TASK GOAL: The data that follows is to be copied exactly, with each image removed.

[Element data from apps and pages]
>>>

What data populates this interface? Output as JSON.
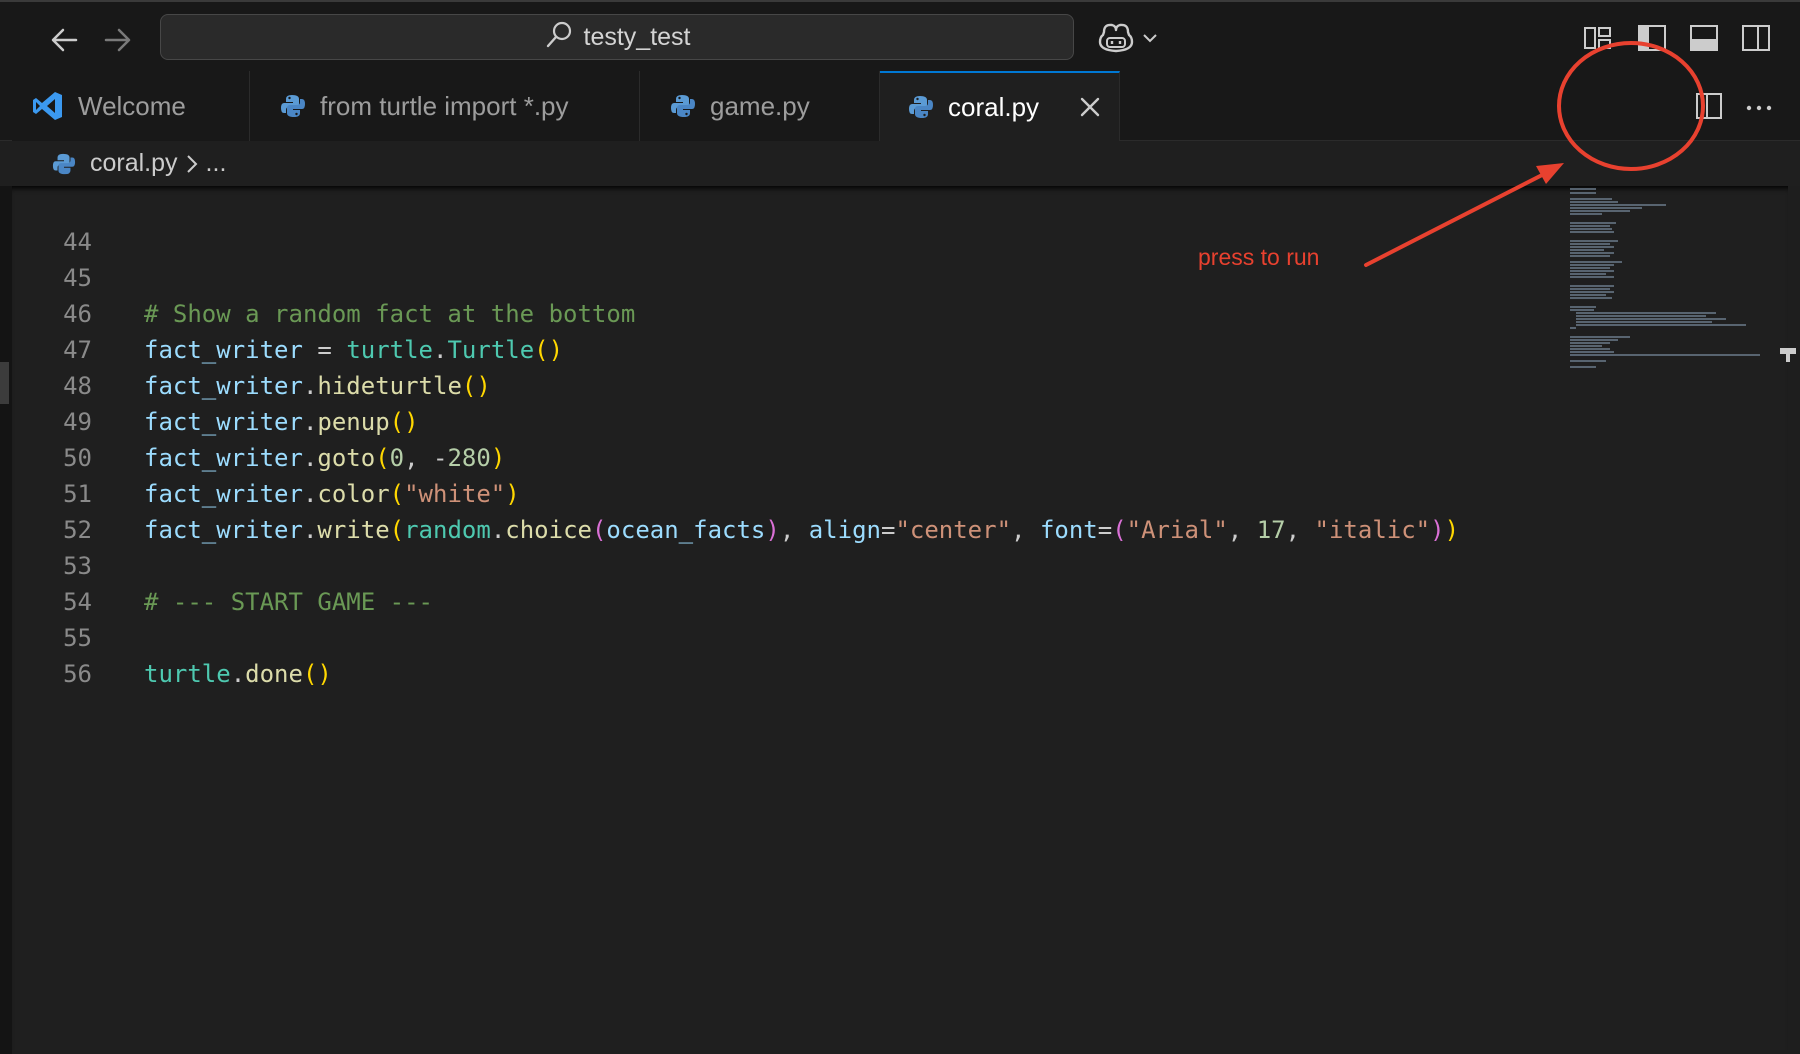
{
  "titlebar": {
    "search_text": "testy_test",
    "icons": [
      "back-arrow-icon",
      "forward-arrow-icon",
      "search-icon",
      "copilot-icon",
      "chevron-down-icon",
      "customize-layout-icon",
      "toggle-primary-sidebar-icon",
      "toggle-panel-icon",
      "toggle-secondary-sidebar-icon"
    ]
  },
  "tabs": [
    {
      "label": "Welcome",
      "icon": "vscode-logo-icon",
      "active": false
    },
    {
      "label": "from turtle import *.py",
      "icon": "python-icon",
      "active": false
    },
    {
      "label": "game.py",
      "icon": "python-icon",
      "active": false
    },
    {
      "label": "coral.py",
      "icon": "python-icon",
      "active": true
    }
  ],
  "editor_actions": [
    "run-python-file-icon",
    "chevron-down-icon",
    "split-editor-icon",
    "more-actions-icon"
  ],
  "breadcrumb": {
    "file": "coral.py",
    "rest": "..."
  },
  "code": {
    "line_numbers": [
      "44",
      "45",
      "46",
      "47",
      "48",
      "49",
      "50",
      "51",
      "52",
      "53",
      "54",
      "55",
      "56"
    ],
    "l45_comment": "# Show a random fact at the bottom",
    "l53_comment": "# --- START GAME ---",
    "fact_writer": "fact_writer",
    "turtle": "turtle",
    "Turtle": "Turtle",
    "random": "random",
    "ocean_facts": "ocean_facts",
    "hideturtle": "hideturtle",
    "penup": "penup",
    "goto": "goto",
    "color": "color",
    "write": "write",
    "choice": "choice",
    "done": "done",
    "align": "align",
    "font": "font",
    "n0": "0",
    "n280": "280",
    "n17": "17",
    "s_white": "\"white\"",
    "s_center": "\"center\"",
    "s_arial": "\"Arial\"",
    "s_italic": "\"italic\""
  },
  "annotation": {
    "text": "press to run",
    "color": "#e8412f"
  },
  "colors": {
    "accent": "#0078d4",
    "editor_bg": "#1f1f1f",
    "chrome_bg": "#181818"
  }
}
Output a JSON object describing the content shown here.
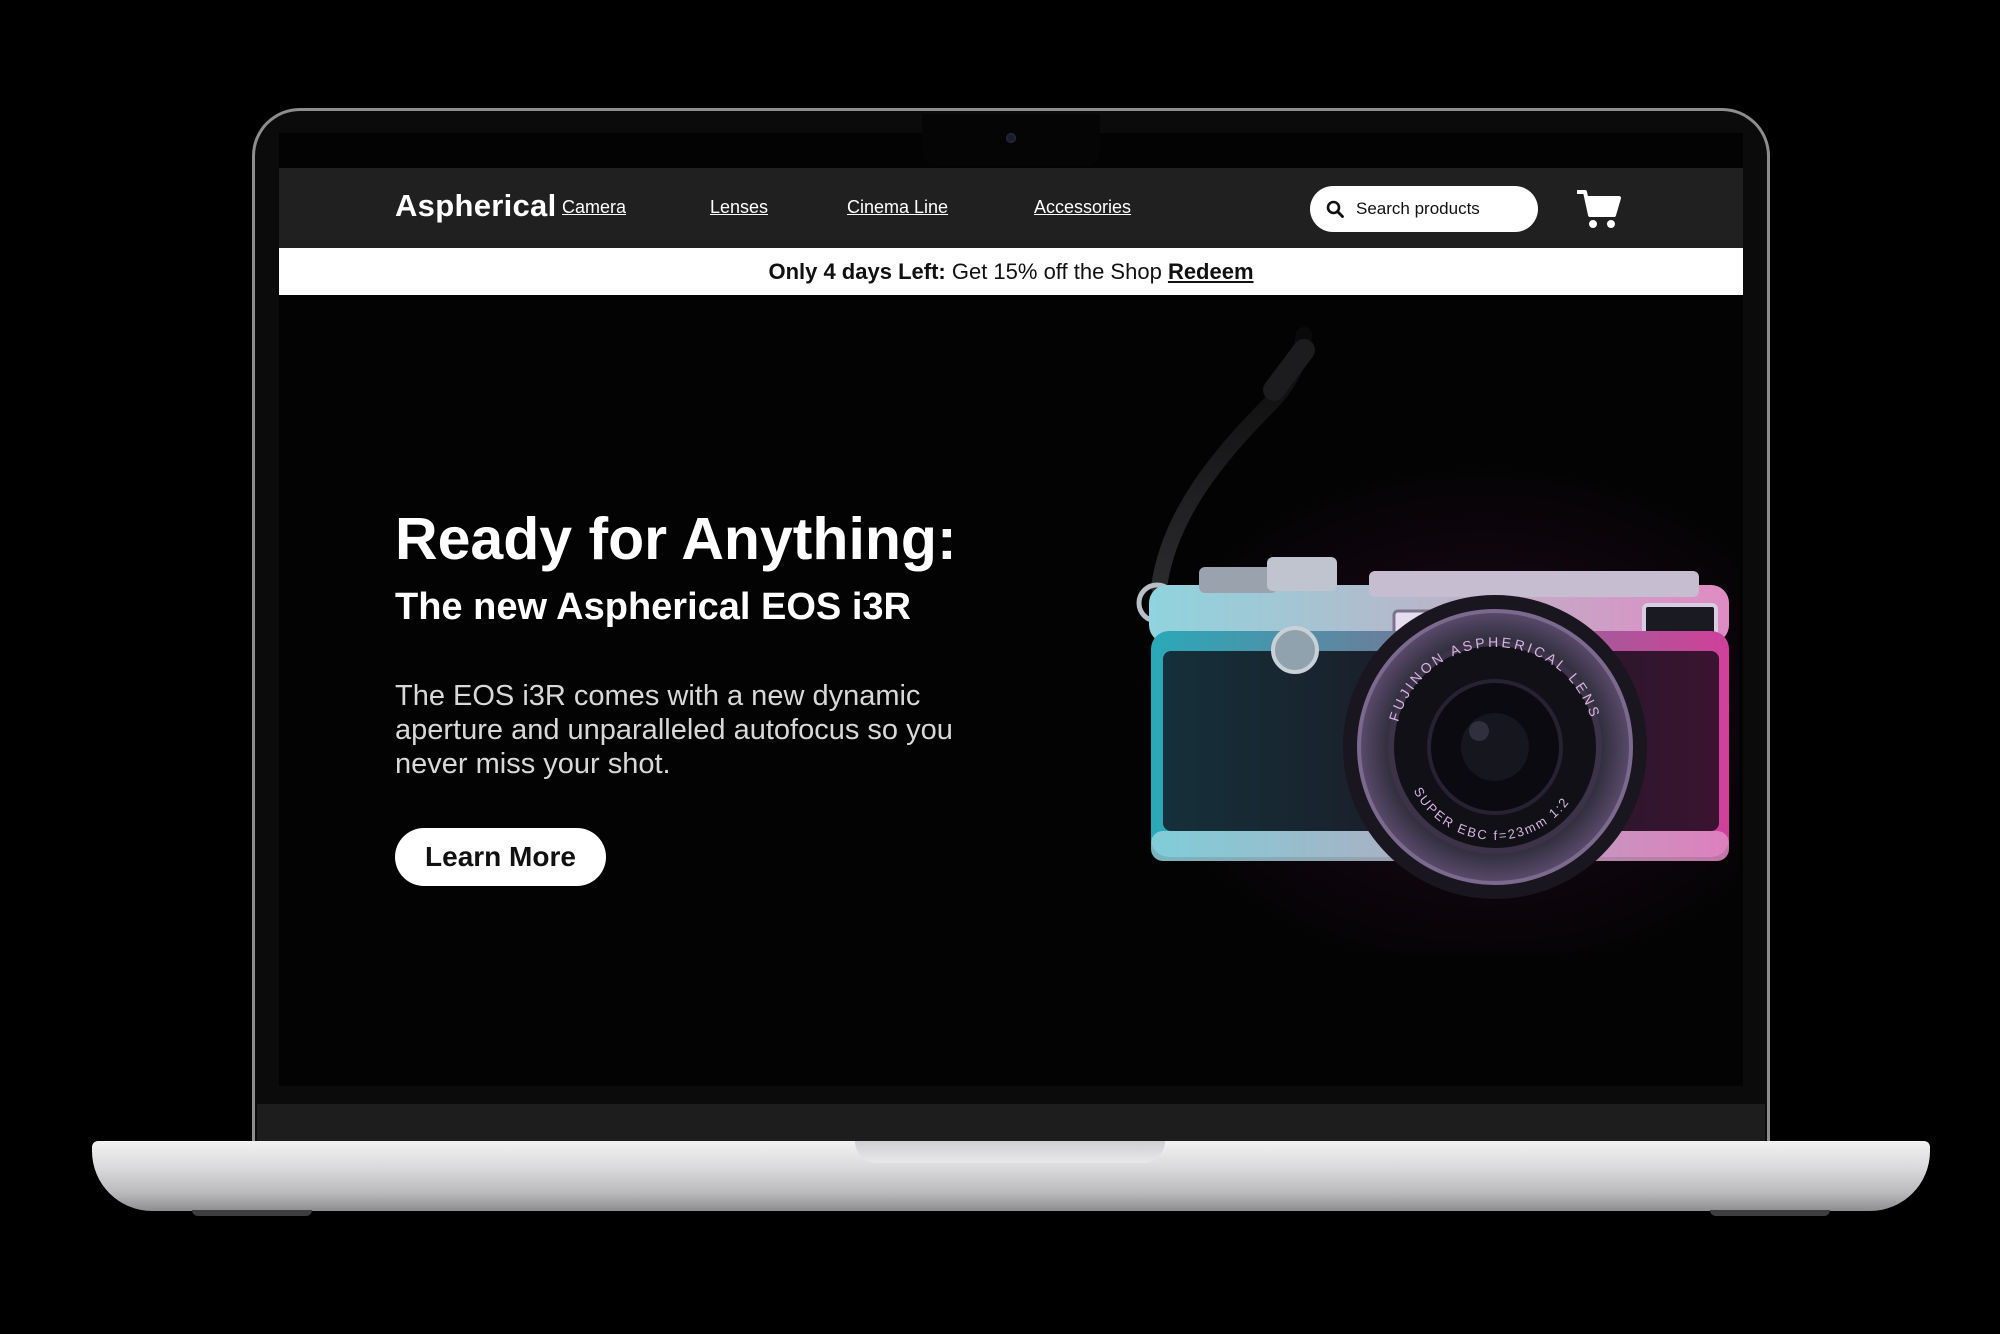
{
  "brand": {
    "name": "Aspherical"
  },
  "nav": {
    "items": [
      {
        "label": "Camera"
      },
      {
        "label": "Lenses"
      },
      {
        "label": "Cinema Line"
      },
      {
        "label": "Accessories"
      }
    ]
  },
  "search": {
    "placeholder": "Search products",
    "icon": "search-icon"
  },
  "cart": {
    "icon": "cart-icon"
  },
  "promo": {
    "bold_text": "Only 4 days Left:",
    "text": " Get 15% off the Shop ",
    "link": "Redeem"
  },
  "hero": {
    "title": "Ready for Anything:",
    "subtitle": "The new Aspherical EOS i3R",
    "description": "The  EOS i3R comes with a new dynamic aperture and unparalleled autofocus so you never miss your shot.",
    "cta": "Learn More",
    "camera_lens_text_top": "FUJINON ASPHERICAL LENS",
    "camera_lens_text_bottom": "SUPER EBC f=23mm 1:2"
  },
  "colors": {
    "page_bg": "#000000",
    "header_bg": "#202020",
    "promo_bg": "#ffffff",
    "accent_cyan": "#2ec4d6",
    "accent_magenta": "#d23aa0"
  }
}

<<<

RESPONSE TO THIS EXERCISE:
What data populates this interface? Output as JSON.
{
  "titlebar": {
    "search_text": "testy_test",
    "icons": [
      "back-arrow-icon",
      "forward-arrow-icon",
      "search-icon",
      "copilot-icon",
      "chevron-down-icon",
      "customize-layout-icon",
      "toggle-primary-sidebar-icon",
      "toggle-panel-icon",
      "toggle-secondary-sidebar-icon"
    ]
  },
  "tabs": [
    {
      "label": "Welcome",
      "icon": "vscode-logo-icon",
      "active": false
    },
    {
      "label": "from turtle import *.py",
      "icon": "python-icon",
      "active": false
    },
    {
      "label": "game.py",
      "icon": "python-icon",
      "active": false
    },
    {
      "label": "coral.py",
      "icon": "python-icon",
      "active": true
    }
  ],
  "editor_actions": [
    "run-python-file-icon",
    "chevron-down-icon",
    "split-editor-icon",
    "more-actions-icon"
  ],
  "breadcrumb": {
    "file": "coral.py",
    "rest": "..."
  },
  "code": {
    "line_numbers": [
      "44",
      "45",
      "46",
      "47",
      "48",
      "49",
      "50",
      "51",
      "52",
      "53",
      "54",
      "55",
      "56"
    ],
    "l45_comment": "# Show a random fact at the bottom",
    "l53_comment": "# --- START GAME ---",
    "fact_writer": "fact_writer",
    "turtle": "turtle",
    "Turtle": "Turtle",
    "random": "random",
    "ocean_facts": "ocean_facts",
    "hideturtle": "hideturtle",
    "penup": "penup",
    "goto": "goto",
    "color": "color",
    "write": "write",
    "choice": "choice",
    "done": "done",
    "align": "align",
    "font": "font",
    "n0": "0",
    "n280": "280",
    "n17": "17",
    "s_white": "\"white\"",
    "s_center": "\"center\"",
    "s_arial": "\"Arial\"",
    "s_italic": "\"italic\""
  },
  "annotation": {
    "text": "press to run",
    "color": "#e8412f"
  },
  "colors": {
    "accent": "#0078d4",
    "editor_bg": "#1f1f1f",
    "chrome_bg": "#181818"
  }
}
Output a JSON object describing the content shown here.
{
  "brand": {
    "name": "Aspherical"
  },
  "nav": {
    "items": [
      {
        "label": "Camera"
      },
      {
        "label": "Lenses"
      },
      {
        "label": "Cinema Line"
      },
      {
        "label": "Accessories"
      }
    ]
  },
  "search": {
    "placeholder": "Search products",
    "icon": "search-icon"
  },
  "cart": {
    "icon": "cart-icon"
  },
  "promo": {
    "bold_text": "Only 4 days Left:",
    "text": " Get 15% off the Shop ",
    "link": "Redeem"
  },
  "hero": {
    "title": "Ready for Anything:",
    "subtitle": "The new Aspherical EOS i3R",
    "description": "The  EOS i3R comes with a new dynamic aperture and unparalleled autofocus so you never miss your shot.",
    "cta": "Learn More",
    "camera_lens_text_top": "FUJINON ASPHERICAL LENS",
    "camera_lens_text_bottom": "SUPER EBC f=23mm 1:2"
  },
  "colors": {
    "page_bg": "#000000",
    "header_bg": "#202020",
    "promo_bg": "#ffffff",
    "accent_cyan": "#2ec4d6",
    "accent_magenta": "#d23aa0"
  }
}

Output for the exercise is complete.